(EXERCISE INPUTS)

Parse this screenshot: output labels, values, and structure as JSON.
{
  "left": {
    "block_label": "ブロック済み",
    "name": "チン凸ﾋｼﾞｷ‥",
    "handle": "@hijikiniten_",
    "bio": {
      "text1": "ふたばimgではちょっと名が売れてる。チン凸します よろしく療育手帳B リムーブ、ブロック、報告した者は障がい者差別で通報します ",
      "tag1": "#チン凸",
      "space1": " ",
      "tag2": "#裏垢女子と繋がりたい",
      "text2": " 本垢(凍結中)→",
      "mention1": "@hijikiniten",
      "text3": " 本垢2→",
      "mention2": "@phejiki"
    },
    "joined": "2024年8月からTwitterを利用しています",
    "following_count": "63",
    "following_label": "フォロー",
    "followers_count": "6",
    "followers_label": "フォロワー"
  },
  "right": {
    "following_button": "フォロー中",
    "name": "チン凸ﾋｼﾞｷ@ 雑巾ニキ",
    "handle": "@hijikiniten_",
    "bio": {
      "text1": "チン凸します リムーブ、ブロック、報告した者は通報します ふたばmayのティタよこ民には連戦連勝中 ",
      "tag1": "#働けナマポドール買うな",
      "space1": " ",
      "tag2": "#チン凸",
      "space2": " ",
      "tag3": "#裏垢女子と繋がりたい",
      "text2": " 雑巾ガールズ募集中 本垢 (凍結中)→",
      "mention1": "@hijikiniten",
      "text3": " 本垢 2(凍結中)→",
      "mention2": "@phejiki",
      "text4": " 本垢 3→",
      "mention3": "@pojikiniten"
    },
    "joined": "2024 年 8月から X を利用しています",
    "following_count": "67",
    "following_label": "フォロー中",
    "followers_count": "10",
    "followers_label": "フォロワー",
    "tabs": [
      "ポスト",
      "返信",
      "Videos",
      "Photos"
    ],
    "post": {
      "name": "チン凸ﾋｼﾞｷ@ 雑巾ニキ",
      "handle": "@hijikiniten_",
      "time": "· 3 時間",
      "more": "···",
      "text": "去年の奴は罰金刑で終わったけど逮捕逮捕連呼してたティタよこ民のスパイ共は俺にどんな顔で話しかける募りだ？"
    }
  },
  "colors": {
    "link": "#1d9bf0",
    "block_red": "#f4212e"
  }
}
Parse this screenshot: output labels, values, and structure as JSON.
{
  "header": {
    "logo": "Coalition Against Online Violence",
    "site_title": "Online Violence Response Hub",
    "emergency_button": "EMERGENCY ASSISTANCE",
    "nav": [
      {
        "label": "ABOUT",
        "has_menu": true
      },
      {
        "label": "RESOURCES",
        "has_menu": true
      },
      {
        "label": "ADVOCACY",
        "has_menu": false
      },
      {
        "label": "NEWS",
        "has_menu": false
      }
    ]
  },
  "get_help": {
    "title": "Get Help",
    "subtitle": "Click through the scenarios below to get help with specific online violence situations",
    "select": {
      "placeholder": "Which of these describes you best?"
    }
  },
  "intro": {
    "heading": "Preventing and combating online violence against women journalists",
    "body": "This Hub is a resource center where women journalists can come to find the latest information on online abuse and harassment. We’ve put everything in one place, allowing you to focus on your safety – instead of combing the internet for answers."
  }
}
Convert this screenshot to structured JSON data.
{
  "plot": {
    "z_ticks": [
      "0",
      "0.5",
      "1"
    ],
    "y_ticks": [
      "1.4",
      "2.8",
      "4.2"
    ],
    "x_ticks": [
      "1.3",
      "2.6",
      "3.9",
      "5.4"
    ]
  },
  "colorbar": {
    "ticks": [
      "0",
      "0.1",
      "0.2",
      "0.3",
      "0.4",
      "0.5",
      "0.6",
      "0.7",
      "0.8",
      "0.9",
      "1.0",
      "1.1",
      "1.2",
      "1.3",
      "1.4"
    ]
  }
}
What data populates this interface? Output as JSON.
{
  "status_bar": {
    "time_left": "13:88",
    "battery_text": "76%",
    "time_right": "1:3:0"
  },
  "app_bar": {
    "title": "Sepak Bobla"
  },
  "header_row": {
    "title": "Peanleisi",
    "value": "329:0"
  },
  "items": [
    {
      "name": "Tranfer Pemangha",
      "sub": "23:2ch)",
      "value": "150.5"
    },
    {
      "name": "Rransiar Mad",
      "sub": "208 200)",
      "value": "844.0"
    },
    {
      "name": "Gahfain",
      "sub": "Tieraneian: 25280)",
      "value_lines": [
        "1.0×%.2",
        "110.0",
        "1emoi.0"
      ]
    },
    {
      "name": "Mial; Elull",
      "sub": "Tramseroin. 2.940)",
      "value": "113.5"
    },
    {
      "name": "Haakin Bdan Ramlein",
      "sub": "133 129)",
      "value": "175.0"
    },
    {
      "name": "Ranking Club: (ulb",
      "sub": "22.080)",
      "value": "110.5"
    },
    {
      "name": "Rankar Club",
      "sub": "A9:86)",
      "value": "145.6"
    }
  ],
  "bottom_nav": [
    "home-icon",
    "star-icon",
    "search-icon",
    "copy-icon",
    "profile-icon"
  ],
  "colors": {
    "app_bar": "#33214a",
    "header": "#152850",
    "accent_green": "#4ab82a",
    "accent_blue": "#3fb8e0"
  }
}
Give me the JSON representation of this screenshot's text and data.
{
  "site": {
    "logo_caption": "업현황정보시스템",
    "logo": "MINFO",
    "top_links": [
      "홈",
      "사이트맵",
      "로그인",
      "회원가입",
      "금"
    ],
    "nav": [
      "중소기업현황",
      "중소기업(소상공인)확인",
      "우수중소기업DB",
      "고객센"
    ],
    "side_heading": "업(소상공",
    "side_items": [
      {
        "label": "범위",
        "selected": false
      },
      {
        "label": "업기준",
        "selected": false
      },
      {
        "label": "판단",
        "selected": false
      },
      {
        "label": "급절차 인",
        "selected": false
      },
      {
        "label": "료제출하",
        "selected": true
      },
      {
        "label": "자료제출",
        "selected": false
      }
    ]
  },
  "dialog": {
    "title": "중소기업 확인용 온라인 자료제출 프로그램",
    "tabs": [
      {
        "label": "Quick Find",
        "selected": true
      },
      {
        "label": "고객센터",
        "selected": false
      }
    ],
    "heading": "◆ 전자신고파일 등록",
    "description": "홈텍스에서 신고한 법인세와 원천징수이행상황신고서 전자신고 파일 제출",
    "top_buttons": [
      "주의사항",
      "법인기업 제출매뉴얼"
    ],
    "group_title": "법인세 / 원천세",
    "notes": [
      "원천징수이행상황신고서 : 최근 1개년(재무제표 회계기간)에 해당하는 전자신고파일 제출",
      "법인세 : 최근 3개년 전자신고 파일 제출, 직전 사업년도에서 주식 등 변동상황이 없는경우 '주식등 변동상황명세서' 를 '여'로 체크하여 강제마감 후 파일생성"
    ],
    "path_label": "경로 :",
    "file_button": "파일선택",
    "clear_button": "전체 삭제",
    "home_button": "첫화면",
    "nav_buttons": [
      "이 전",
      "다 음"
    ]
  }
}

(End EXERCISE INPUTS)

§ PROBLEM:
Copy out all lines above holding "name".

§ ANSWER:
    "name": "チン凸ﾋｼﾞｷ‥",
    "name": "チン凸ﾋｼﾞｷ@ 雑巾ニキ",
      "name": "チン凸ﾋｼﾞｷ@ 雑巾ニキ",
      "name": "Tranfer Pemangha",
      "name": "Rransiar Mad",
      "name": "Gahfain",
      "name": "Mial; Elull",
      "name": "Haakin Bdan Ramlein",
      "name": "Ranking Club: (ulb",
      "name": "Rankar Club",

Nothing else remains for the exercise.